● What to work on
Word for word, copy the records that follow.

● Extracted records

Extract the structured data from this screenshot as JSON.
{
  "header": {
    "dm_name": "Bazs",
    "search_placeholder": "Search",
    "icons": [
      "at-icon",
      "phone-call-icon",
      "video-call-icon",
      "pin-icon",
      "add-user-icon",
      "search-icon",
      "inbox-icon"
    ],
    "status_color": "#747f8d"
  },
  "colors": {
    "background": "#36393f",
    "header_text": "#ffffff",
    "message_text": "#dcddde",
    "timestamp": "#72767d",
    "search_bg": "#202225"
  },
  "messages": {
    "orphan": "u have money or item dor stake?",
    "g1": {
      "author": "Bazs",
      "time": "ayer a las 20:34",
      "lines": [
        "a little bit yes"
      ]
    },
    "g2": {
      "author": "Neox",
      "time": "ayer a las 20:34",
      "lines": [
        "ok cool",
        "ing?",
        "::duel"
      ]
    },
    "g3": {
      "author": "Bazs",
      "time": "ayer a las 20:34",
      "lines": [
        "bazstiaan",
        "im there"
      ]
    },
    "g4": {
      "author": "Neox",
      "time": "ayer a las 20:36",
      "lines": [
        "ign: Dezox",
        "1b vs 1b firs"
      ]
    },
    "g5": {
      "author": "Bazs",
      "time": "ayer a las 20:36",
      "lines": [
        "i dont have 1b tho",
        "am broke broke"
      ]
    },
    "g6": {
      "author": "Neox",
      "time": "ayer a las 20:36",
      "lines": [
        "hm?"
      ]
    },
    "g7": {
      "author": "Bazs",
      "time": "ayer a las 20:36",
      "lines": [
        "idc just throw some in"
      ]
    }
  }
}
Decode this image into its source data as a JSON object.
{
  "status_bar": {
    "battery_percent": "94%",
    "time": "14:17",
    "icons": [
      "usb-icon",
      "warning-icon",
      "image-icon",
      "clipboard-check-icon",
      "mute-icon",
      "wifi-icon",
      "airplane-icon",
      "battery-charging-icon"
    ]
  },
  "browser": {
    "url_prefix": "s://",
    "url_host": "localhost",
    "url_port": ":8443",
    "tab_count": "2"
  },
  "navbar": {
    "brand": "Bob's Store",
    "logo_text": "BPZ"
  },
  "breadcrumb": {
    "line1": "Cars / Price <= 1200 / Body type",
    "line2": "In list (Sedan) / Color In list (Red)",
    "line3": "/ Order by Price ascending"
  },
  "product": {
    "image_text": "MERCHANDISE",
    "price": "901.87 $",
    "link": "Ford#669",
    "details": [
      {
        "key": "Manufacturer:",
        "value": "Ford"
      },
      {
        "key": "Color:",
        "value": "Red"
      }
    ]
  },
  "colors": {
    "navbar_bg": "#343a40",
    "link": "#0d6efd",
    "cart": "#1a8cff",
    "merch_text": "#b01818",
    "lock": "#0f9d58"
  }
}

● Solution to the exercise
Extract the structured data from this screenshot as JSON.
{
  "header": {
    "dm_name": "Bazs",
    "search_placeholder": "Search",
    "icons": [
      "at-icon",
      "phone-call-icon",
      "video-call-icon",
      "pin-icon",
      "add-user-icon",
      "search-icon",
      "inbox-icon"
    ],
    "status_color": "#747f8d"
  },
  "colors": {
    "background": "#36393f",
    "header_text": "#ffffff",
    "message_text": "#dcddde",
    "timestamp": "#72767d",
    "search_bg": "#202225"
  },
  "messages": {
    "orphan": "u have money or item dor stake?",
    "g1": {
      "author": "Bazs",
      "time": "ayer a las 20:34",
      "lines": [
        "a little bit yes"
      ]
    },
    "g2": {
      "author": "Neox",
      "time": "ayer a las 20:34",
      "lines": [
        "ok cool",
        "ing?",
        "::duel"
      ]
    },
    "g3": {
      "author": "Bazs",
      "time": "ayer a las 20:34",
      "lines": [
        "bazstiaan",
        "im there"
      ]
    },
    "g4": {
      "author": "Neox",
      "time": "ayer a las 20:36",
      "lines": [
        "ign: Dezox",
        "1b vs 1b firs"
      ]
    },
    "g5": {
      "author": "Bazs",
      "time": "ayer a las 20:36",
      "lines": [
        "i dont have 1b tho",
        "am broke broke"
      ]
    },
    "g6": {
      "author": "Neox",
      "time": "ayer a las 20:36",
      "lines": [
        "hm?"
      ]
    },
    "g7": {
      "author": "Bazs",
      "time": "ayer a las 20:36",
      "lines": [
        "idc just throw some in"
      ]
    }
  }
}
Decode this image into its source data as a JSON object.
{
  "status_bar": {
    "battery_percent": "94%",
    "time": "14:17",
    "icons": [
      "usb-icon",
      "warning-icon",
      "image-icon",
      "clipboard-check-icon",
      "mute-icon",
      "wifi-icon",
      "airplane-icon",
      "battery-charging-icon"
    ]
  },
  "browser": {
    "url_prefix": "s://",
    "url_host": "localhost",
    "url_port": ":8443",
    "tab_count": "2"
  },
  "navbar": {
    "brand": "Bob's Store",
    "logo_text": "BPZ"
  },
  "breadcrumb": {
    "line1": "Cars / Price <= 1200 / Body type",
    "line2": "In list (Sedan) / Color In list (Red)",
    "line3": "/ Order by Price ascending"
  },
  "product": {
    "image_text": "MERCHANDISE",
    "price": "901.87 $",
    "link": "Ford#669",
    "details": [
      {
        "key": "Manufacturer:",
        "value": "Ford"
      },
      {
        "key": "Color:",
        "value": "Red"
      }
    ]
  },
  "colors": {
    "navbar_bg": "#343a40",
    "link": "#0d6efd",
    "cart": "#1a8cff",
    "merch_text": "#b01818",
    "lock": "#0f9d58"
  }
}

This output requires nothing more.